EXERCISE:
Every entry must be duplicated precisely as written.

Source data
Start of Block

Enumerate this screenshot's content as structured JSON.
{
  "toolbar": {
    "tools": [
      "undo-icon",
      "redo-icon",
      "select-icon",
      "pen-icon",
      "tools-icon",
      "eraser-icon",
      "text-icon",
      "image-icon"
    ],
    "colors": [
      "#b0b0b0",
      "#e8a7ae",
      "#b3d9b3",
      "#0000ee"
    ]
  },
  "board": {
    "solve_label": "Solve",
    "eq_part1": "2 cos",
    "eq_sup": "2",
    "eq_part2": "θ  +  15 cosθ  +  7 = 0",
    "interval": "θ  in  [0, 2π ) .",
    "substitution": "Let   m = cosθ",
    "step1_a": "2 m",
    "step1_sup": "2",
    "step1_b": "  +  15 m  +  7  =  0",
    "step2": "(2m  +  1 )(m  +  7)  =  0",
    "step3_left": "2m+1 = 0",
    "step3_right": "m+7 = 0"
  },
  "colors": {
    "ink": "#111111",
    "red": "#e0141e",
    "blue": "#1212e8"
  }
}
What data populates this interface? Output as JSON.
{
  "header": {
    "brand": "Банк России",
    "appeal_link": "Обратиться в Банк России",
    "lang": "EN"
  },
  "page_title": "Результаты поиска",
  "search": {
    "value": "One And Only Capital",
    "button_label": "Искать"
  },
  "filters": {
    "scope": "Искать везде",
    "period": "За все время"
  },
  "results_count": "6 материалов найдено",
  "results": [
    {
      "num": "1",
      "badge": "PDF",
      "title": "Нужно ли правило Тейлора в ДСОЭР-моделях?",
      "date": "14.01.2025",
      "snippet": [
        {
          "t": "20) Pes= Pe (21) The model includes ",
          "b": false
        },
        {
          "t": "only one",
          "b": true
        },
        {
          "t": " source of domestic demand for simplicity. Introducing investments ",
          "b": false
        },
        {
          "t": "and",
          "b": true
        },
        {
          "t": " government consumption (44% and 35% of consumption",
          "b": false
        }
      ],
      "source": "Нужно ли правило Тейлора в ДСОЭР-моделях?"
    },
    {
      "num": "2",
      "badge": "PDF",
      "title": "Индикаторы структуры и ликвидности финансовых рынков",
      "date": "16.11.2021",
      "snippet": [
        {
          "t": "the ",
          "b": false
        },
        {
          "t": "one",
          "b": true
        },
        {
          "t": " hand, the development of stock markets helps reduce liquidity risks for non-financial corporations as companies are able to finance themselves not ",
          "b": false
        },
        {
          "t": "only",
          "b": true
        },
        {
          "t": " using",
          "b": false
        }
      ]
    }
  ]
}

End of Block

TASK OUTPUT:
Enumerate this screenshot's content as structured JSON.
{
  "toolbar": {
    "tools": [
      "undo-icon",
      "redo-icon",
      "select-icon",
      "pen-icon",
      "tools-icon",
      "eraser-icon",
      "text-icon",
      "image-icon"
    ],
    "colors": [
      "#b0b0b0",
      "#e8a7ae",
      "#b3d9b3",
      "#0000ee"
    ]
  },
  "board": {
    "solve_label": "Solve",
    "eq_part1": "2 cos",
    "eq_sup": "2",
    "eq_part2": "θ  +  15 cosθ  +  7 = 0",
    "interval": "θ  in  [0, 2π ) .",
    "substitution": "Let   m = cosθ",
    "step1_a": "2 m",
    "step1_sup": "2",
    "step1_b": "  +  15 m  +  7  =  0",
    "step2": "(2m  +  1 )(m  +  7)  =  0",
    "step3_left": "2m+1 = 0",
    "step3_right": "m+7 = 0"
  },
  "colors": {
    "ink": "#111111",
    "red": "#e0141e",
    "blue": "#1212e8"
  }
}
What data populates this interface? Output as JSON.
{
  "header": {
    "brand": "Банк России",
    "appeal_link": "Обратиться в Банк России",
    "lang": "EN"
  },
  "page_title": "Результаты поиска",
  "search": {
    "value": "One And Only Capital",
    "button_label": "Искать"
  },
  "filters": {
    "scope": "Искать везде",
    "period": "За все время"
  },
  "results_count": "6 материалов найдено",
  "results": [
    {
      "num": "1",
      "badge": "PDF",
      "title": "Нужно ли правило Тейлора в ДСОЭР-моделях?",
      "date": "14.01.2025",
      "snippet": [
        {
          "t": "20) Pes= Pe (21) The model includes ",
          "b": false
        },
        {
          "t": "only one",
          "b": true
        },
        {
          "t": " source of domestic demand for simplicity. Introducing investments ",
          "b": false
        },
        {
          "t": "and",
          "b": true
        },
        {
          "t": " government consumption (44% and 35% of consumption",
          "b": false
        }
      ],
      "source": "Нужно ли правило Тейлора в ДСОЭР-моделях?"
    },
    {
      "num": "2",
      "badge": "PDF",
      "title": "Индикаторы структуры и ликвидности финансовых рынков",
      "date": "16.11.2021",
      "snippet": [
        {
          "t": "the ",
          "b": false
        },
        {
          "t": "one",
          "b": true
        },
        {
          "t": " hand, the development of stock markets helps reduce liquidity risks for non-financial corporations as companies are able to finance themselves not ",
          "b": false
        },
        {
          "t": "only",
          "b": true
        },
        {
          "t": " using",
          "b": false
        }
      ]
    }
  ]
}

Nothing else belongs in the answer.